This was not the end result of the oppression that the black women would receive. They were forced to carry passes and the black women united on May 28, 1913 to vow that no matter what actions that the whites did to them they refused to carry the passes. This is known as a passive resistance. A nonviolent display by the women that frustrated the whites more than anything. The whites tried to crush the resistance many times and succeeded, but only for a short time. This resistance was finally resolved and the women were allowed to live without carrying passes. The resistance by this group of black women set the standard for all women, all classes included, that when united, victory is a realistic and possible goal.
In the Giriama resistance, there was a leader, someone that called all the women together to unite and to make a stand to the British oppression and that was Mekatalili. Mekatalili acted as a politician for the women bargaining and working for the rights of African women. The women realized that it was much easier to follow someone that had an understanding of their oppression. They had someone that was on their side that both sides of the opposition could speak to and bargain on their behalf.
When place in the situation that these women were in, sometimes there is a lack of direction. This is what Mekatalili gave to them. They had someone to rally behind and to make the initiative for them. This can be compared to what Dr. Martin Luther King, Jr. did for the African Americans during the civil rights movement of the 1960s. In both cases, they trusted their leaders to make the right decisions for them and they wholeheartedly followed them.
In the Bambatha Rebellion, the white dominators felt the heat of a rebellion and responded with vigor. They whites wanted to crush this uprising before it gained momentum and took over the white government. There were several factors that the blacks had going for their side. One main factor was the number of natives compared to the whites. Even though the blacks had 4,000 casualties in the rebellion, they still heavily outnumbered the white oppressors.
There was main major flaw that the blacks had in their resistance in the Bambatha Rebellion. The rebellion was made up of mainly peasant workers.

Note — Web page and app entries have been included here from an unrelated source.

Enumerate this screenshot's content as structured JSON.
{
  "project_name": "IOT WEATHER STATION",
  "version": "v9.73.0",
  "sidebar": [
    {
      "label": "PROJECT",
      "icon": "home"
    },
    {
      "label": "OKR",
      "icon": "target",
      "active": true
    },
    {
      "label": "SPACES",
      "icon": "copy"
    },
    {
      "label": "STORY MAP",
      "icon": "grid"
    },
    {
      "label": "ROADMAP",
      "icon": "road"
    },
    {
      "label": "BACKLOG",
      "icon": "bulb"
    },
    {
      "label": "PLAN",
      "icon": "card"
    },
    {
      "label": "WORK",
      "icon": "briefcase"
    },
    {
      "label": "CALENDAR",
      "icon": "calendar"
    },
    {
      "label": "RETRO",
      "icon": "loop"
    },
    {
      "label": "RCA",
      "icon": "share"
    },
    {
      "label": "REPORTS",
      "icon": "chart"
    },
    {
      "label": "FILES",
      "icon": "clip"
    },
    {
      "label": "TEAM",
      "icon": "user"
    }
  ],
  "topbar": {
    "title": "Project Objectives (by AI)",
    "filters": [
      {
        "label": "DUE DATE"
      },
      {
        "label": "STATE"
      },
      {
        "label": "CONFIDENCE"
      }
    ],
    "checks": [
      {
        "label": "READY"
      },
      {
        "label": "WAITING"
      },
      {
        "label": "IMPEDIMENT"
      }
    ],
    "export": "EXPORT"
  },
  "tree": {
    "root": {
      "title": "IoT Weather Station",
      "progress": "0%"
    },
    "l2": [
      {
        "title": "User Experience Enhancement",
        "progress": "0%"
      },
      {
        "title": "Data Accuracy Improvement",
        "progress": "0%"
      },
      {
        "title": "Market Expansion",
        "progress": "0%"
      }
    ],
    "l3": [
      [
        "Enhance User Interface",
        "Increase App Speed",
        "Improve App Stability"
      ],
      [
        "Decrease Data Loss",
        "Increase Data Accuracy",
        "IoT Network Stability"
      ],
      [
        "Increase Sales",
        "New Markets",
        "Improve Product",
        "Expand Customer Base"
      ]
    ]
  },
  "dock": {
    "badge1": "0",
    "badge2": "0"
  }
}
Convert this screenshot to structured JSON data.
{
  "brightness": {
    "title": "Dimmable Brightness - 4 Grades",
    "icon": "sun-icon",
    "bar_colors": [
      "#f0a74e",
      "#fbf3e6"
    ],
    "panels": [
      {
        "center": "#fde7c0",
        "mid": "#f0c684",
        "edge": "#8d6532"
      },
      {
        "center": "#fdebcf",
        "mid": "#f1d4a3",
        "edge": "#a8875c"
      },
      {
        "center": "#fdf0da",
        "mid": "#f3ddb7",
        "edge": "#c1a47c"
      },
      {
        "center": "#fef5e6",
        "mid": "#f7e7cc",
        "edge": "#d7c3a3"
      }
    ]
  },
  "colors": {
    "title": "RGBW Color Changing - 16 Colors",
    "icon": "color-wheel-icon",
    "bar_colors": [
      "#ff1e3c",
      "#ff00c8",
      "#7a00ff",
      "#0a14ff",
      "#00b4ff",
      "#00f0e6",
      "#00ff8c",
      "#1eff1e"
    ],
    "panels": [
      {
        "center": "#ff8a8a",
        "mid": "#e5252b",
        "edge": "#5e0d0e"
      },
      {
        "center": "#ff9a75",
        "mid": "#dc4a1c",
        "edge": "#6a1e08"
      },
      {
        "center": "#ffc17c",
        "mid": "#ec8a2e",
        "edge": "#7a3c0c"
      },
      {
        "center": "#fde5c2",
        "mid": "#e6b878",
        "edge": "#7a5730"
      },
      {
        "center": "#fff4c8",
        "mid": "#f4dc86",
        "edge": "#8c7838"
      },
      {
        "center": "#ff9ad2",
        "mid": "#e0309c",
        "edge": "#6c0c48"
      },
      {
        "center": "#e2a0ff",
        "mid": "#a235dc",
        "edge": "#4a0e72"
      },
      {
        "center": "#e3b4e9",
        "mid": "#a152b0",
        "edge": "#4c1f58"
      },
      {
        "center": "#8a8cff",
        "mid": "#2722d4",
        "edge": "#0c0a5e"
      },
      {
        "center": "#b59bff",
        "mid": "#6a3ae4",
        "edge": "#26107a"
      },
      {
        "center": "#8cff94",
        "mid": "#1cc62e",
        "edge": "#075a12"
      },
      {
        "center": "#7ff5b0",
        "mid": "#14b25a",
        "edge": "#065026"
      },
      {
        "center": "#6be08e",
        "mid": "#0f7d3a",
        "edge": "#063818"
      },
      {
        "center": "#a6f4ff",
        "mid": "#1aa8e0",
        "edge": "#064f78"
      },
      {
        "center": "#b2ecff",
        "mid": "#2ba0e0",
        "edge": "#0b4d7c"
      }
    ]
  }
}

They lacked complete involvement of the black population. There were many that had steady employment and were making decent wages. This is why the rebellion failed. When there is a reluctance in a population to rebel, the task is many times cut short of its goals.
There were many instances in which there were symbolic actions against the whites. An example is when the blacks were killing all of the white animals in protest. This may have had an impact on unifying the blacks but had